Mary (Tweedie) Go, ’07 (XP-76), the founder and principal at Go Forward Insights, was one of those women. Go joined UCWBG in spring 2007, after graduating from Booth’s Executive MBA Program, and would later serve on the UCWBG board. She was coming from a career where she was often the only woman in a position. “The UCWBG were a group of strong women who were really pioneers in their own careers ahead of me,” Go says. “It was a foundational experience that I later used to start my own company a decade later.”

As of 2020, there were more than 12,000 Booth alumnae living across six continents. The questions the women pondered and debated via the UCWBG are still relevant today, and they were also raised by another women’s group founded at Booth in 2002: the Chicago Booth Women’s Network (CBWN).

“The UCWBG were a group of strong women who were really pioneers in their own careers ahead of me. It was a foundational experience that I later used to start my own company a decade later.”

— Mary (Tweedie) Go

The original women’s group— the UCWBG—recently dissolved. It chose to donate its remaining funds to the CBWN for programming. Both groups’ visions were nearly the same, with CBWN launched in partnership with and supported by Booth Alumni Relations. The CBWN’s mission is “Women empowering women for professional success,” explains Nima Parikh, ’98, the president of the organization.

“The UCWBG gathered and had the same idea of women helping women,” Parikh says. “There is still inequality, and it’s not just from a salary perspective.”

The CBWN is still battling unconscious bias, the automatic “default parent” bias, and the idea that men’s jobs are more important than women’s. This has been especially apparent during the COVID-19 shutdowns, when women were disproportionally forced to drop out of the workforce to care for children.

But those are just an example of some of the issues the CBWN recognize, Parikh says. The topics evolve as women make strides in the business world, yet there is still more to do, she explains.

Now, the CBWN is strategizing on ways to take the current world as it is while helping women succeed professionally. In Spring 2021, the CBWN redesigned its Leadership Summit series. Women Leading in a Time of COVID involved 10 virtual sessions with speakers: chats and panels focusing on topics such as negotiating career pivots, leading with your whole self, focusing on wellness, and thinking big. The success of the series, and its global reach, has encouraged the board to incorporate more virtual programming as they strategize around the CBWN’s annual suite of leadership summits, brunches, idea exchanges, and holiday teas. The UCWBG’s gift will support the CBWN as they aim to address global programming and activities that champion alumnae professional success.

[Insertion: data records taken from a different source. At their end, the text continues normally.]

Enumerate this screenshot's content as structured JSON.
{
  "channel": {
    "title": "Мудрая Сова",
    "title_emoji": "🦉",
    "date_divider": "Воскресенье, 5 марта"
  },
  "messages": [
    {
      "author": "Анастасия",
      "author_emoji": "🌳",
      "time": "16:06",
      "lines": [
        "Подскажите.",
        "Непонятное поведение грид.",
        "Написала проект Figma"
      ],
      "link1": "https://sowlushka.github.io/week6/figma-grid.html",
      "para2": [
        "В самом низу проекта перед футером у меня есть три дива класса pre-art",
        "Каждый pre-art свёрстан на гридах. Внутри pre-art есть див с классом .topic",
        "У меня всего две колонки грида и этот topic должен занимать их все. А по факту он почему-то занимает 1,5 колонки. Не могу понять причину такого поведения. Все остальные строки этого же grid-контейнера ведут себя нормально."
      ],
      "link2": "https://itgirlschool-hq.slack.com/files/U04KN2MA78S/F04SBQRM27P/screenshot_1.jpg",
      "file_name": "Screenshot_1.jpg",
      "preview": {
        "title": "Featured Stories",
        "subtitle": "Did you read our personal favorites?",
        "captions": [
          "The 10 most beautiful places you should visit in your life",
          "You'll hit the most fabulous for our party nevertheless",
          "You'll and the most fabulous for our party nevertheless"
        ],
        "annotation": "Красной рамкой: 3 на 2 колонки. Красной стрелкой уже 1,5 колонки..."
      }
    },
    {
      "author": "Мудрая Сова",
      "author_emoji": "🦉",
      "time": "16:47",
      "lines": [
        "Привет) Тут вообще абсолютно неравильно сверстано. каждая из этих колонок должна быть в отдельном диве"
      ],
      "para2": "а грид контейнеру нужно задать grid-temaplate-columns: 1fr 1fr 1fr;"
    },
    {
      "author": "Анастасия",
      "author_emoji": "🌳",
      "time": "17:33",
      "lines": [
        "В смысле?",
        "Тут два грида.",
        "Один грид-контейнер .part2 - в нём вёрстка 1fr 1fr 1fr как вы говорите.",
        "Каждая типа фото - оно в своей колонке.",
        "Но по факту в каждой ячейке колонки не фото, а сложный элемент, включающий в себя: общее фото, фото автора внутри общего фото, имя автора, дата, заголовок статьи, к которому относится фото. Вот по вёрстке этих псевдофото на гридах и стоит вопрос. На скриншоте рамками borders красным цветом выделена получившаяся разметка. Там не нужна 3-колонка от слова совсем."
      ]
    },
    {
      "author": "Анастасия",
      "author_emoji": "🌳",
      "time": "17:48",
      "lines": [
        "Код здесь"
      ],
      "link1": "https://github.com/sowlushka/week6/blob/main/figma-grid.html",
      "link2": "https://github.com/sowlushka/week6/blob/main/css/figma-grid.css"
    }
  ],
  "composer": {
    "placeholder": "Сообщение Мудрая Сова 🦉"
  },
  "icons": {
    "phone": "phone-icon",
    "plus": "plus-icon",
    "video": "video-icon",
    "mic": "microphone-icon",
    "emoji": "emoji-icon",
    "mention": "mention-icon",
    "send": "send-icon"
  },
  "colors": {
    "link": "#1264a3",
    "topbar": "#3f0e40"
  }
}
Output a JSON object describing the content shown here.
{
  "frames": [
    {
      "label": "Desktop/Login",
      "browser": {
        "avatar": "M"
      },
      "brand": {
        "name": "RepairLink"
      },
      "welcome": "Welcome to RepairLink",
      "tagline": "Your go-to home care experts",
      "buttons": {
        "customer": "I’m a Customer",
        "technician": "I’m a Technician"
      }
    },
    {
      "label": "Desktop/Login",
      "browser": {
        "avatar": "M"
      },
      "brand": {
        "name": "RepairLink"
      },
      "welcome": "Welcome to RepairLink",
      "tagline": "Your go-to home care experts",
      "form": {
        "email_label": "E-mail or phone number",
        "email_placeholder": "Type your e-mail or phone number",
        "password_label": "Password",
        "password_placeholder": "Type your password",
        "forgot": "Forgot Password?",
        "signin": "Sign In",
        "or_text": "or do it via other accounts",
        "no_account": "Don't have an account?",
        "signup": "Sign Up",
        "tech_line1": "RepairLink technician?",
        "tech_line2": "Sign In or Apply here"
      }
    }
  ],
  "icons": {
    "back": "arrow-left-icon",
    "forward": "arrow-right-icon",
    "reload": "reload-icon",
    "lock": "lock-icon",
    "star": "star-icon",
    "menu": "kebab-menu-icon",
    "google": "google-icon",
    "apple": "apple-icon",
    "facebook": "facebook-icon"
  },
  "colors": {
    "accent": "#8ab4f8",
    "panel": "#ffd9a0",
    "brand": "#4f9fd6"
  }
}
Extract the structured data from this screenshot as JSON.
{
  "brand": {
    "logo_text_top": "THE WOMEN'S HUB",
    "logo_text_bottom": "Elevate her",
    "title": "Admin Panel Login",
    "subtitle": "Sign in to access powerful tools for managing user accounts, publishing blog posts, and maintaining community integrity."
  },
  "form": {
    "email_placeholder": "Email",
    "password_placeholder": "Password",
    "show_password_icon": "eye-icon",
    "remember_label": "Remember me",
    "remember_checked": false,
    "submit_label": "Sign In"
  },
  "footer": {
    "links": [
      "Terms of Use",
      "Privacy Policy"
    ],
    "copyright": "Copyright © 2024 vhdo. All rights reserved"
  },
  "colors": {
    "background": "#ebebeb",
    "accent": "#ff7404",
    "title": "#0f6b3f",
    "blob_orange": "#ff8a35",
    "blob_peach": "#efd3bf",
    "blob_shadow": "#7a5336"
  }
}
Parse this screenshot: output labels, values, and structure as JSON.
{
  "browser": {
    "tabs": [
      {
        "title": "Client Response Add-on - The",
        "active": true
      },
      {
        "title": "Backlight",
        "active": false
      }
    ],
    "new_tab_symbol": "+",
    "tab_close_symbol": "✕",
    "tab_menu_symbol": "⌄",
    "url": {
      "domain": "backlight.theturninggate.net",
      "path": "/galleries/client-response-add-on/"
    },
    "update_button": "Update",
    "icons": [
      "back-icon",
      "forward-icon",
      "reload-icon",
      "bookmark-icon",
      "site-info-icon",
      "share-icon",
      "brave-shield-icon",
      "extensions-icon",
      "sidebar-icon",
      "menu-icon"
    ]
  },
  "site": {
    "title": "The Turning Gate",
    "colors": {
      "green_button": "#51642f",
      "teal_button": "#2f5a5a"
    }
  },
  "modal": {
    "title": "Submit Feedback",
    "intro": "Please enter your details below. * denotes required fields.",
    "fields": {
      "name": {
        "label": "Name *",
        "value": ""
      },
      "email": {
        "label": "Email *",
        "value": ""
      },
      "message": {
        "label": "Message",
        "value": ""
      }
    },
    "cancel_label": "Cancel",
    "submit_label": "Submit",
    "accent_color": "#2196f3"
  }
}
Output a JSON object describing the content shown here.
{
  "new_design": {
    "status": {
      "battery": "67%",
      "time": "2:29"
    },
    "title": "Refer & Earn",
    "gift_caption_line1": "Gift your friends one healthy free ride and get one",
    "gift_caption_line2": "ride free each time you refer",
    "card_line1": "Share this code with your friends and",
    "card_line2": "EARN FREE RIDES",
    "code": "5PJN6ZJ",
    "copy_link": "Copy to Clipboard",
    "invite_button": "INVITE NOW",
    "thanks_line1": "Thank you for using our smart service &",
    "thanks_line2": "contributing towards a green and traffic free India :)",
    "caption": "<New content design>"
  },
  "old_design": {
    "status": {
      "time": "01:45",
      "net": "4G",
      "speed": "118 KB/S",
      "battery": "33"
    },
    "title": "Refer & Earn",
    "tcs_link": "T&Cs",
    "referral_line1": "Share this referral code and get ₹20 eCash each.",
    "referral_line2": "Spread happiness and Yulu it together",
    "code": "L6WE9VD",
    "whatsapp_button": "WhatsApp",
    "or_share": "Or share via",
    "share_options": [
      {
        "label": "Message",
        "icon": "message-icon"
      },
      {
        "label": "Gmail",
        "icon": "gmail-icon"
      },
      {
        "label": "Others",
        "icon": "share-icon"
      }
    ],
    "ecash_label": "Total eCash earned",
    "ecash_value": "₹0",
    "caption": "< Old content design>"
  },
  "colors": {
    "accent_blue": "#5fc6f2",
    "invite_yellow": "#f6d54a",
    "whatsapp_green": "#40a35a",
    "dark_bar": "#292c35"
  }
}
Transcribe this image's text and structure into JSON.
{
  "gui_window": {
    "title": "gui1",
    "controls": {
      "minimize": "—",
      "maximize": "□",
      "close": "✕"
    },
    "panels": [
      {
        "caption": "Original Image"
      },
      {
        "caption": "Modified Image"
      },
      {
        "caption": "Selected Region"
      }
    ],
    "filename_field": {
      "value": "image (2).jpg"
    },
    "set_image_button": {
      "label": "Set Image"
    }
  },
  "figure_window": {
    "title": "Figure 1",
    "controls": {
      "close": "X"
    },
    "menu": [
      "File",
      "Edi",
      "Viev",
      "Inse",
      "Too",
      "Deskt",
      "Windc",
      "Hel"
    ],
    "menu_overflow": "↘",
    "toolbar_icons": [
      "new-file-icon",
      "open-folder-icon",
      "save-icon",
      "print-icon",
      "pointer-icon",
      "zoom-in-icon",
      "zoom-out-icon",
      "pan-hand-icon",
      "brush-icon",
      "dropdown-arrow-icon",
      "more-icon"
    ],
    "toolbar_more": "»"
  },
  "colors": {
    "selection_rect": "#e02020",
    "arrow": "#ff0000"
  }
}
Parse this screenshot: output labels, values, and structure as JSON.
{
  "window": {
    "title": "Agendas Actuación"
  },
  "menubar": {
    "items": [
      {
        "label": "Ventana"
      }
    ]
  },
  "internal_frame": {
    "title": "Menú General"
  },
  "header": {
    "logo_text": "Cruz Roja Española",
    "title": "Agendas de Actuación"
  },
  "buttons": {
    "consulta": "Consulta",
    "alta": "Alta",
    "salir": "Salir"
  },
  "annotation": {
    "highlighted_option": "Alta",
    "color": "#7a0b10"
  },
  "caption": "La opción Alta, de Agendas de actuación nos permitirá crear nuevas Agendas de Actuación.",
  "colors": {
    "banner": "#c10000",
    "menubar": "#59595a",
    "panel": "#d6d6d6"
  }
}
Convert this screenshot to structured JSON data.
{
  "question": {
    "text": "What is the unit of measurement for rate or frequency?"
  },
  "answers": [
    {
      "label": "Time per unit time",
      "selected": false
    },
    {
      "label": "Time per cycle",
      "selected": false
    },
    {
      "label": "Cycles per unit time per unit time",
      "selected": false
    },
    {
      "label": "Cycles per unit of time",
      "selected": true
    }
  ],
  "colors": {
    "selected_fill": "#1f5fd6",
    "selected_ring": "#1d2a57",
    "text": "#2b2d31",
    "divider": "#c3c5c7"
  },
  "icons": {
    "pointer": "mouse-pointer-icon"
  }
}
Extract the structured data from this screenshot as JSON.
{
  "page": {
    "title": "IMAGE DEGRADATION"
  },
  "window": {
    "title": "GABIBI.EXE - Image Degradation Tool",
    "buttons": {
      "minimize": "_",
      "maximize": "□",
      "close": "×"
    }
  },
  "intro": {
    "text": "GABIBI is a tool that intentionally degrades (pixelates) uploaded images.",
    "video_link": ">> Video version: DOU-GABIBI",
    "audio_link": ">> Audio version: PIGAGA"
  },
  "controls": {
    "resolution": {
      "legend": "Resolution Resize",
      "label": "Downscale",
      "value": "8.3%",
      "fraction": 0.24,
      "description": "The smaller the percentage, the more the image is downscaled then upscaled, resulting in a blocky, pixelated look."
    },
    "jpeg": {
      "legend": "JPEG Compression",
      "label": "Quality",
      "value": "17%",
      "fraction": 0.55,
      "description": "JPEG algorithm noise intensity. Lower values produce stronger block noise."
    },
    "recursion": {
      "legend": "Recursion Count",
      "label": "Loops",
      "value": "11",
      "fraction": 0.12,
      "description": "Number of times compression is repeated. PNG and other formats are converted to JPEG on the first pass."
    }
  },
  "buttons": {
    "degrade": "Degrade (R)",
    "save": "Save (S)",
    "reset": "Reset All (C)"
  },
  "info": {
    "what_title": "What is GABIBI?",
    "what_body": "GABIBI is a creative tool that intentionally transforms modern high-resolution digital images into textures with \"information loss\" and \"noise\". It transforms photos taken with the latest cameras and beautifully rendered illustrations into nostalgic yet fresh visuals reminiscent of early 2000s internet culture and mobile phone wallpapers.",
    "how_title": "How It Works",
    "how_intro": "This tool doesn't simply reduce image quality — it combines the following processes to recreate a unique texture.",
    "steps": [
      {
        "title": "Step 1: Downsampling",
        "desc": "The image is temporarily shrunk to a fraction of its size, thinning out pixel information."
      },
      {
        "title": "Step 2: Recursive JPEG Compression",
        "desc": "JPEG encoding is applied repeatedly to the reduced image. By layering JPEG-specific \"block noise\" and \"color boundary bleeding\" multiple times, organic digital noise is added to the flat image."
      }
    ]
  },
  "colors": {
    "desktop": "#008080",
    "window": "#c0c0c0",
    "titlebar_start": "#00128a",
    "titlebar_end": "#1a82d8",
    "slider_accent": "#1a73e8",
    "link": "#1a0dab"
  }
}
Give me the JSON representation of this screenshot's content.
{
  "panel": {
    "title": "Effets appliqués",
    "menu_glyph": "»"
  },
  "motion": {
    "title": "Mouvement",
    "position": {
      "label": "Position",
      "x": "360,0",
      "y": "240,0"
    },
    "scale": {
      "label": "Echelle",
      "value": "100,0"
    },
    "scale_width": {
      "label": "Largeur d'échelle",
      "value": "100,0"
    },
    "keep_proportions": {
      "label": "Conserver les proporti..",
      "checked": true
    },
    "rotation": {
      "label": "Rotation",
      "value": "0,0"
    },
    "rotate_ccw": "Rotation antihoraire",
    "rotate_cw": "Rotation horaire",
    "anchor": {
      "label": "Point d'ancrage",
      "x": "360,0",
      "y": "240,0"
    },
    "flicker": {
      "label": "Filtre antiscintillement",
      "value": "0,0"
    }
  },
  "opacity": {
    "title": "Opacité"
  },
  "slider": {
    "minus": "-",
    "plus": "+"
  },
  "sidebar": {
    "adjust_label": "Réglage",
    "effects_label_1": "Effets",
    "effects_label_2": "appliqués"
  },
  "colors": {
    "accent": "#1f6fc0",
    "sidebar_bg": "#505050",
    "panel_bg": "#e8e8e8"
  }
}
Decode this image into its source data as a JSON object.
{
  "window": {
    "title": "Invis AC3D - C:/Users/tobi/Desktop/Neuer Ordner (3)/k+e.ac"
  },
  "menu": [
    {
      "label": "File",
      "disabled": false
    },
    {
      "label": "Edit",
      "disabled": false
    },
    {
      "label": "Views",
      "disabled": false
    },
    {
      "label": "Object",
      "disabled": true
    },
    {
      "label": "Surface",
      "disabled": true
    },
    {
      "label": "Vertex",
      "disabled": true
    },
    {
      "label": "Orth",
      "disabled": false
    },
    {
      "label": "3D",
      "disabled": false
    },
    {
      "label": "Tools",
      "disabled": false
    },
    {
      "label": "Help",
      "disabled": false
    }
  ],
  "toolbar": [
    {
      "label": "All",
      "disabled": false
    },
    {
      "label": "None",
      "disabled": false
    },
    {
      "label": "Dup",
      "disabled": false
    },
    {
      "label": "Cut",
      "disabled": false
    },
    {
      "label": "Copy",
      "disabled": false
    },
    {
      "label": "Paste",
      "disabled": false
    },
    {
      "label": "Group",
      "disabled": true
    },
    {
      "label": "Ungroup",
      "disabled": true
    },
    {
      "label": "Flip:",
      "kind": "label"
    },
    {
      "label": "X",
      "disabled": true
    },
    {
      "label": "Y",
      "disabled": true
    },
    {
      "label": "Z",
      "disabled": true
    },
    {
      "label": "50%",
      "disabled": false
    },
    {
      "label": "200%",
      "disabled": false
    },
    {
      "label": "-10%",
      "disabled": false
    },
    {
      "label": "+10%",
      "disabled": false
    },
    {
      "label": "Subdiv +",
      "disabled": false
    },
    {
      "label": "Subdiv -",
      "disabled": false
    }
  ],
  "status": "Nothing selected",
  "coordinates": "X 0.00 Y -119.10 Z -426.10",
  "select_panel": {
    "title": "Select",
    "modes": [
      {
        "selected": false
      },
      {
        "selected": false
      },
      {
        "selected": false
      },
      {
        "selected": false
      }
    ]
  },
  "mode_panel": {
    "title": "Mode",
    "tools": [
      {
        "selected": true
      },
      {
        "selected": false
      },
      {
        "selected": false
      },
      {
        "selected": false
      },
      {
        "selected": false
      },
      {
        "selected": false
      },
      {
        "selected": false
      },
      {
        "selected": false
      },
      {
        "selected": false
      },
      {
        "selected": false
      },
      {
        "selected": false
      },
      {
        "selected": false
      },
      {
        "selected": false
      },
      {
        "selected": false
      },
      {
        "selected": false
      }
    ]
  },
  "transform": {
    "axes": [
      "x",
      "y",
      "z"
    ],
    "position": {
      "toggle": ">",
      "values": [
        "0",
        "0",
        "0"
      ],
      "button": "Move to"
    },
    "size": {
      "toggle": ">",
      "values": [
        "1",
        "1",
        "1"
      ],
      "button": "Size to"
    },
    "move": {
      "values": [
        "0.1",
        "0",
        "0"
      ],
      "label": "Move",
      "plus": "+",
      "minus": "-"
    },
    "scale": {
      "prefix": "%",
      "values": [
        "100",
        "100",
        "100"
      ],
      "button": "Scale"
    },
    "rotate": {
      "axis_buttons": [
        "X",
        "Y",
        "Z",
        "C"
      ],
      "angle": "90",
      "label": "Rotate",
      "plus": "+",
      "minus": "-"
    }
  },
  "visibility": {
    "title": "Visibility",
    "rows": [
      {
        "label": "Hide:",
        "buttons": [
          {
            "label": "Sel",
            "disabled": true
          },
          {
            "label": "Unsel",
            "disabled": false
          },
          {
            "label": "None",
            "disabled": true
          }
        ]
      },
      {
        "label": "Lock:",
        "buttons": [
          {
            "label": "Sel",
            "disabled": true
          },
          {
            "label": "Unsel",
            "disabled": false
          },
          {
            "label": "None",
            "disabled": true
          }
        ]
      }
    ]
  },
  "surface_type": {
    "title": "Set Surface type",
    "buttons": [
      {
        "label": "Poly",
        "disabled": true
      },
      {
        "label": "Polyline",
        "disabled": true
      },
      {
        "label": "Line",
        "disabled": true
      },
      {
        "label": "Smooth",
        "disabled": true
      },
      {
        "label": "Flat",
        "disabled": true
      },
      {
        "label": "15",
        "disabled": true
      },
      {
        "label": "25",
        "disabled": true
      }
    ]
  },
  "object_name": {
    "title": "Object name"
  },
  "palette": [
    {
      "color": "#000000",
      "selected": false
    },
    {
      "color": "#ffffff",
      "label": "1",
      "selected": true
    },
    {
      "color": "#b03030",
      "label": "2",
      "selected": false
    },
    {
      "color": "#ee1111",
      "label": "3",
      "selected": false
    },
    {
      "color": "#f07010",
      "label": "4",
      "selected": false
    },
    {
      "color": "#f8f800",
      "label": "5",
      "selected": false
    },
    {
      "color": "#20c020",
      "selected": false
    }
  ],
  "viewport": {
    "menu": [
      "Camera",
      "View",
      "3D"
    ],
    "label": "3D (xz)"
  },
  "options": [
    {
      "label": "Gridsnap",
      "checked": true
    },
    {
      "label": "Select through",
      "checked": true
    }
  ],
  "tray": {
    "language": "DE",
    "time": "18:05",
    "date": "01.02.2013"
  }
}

“We all made an investment to go to Booth,” Parikh says. “Our careers and our professional development are important to us.” Those investments are slowly but surely propelling women in business forward.